(Data records for software interfaces)
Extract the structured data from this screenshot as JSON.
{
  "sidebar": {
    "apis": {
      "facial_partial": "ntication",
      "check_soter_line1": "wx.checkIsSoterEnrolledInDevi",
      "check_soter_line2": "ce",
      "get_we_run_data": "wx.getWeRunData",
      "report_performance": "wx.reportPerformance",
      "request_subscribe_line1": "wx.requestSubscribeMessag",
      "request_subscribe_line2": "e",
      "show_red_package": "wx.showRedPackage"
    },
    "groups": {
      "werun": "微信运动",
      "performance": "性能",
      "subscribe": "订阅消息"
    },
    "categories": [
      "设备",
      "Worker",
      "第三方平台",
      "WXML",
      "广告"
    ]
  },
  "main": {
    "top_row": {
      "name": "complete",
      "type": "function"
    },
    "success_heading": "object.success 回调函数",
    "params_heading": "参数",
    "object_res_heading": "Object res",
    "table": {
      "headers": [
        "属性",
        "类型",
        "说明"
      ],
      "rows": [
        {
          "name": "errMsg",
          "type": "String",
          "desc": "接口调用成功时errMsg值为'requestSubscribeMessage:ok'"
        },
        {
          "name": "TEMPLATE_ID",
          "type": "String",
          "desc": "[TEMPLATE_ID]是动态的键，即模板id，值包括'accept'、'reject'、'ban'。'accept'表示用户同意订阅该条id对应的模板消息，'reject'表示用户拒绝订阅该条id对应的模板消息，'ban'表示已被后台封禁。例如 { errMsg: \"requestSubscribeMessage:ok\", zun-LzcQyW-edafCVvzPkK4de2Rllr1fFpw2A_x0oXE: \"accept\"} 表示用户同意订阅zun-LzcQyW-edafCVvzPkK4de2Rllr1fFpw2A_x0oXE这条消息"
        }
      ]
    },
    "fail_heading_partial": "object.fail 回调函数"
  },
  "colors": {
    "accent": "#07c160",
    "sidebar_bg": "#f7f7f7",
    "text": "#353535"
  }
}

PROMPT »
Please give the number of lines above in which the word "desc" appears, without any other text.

PROBLEM SOLUTION »
2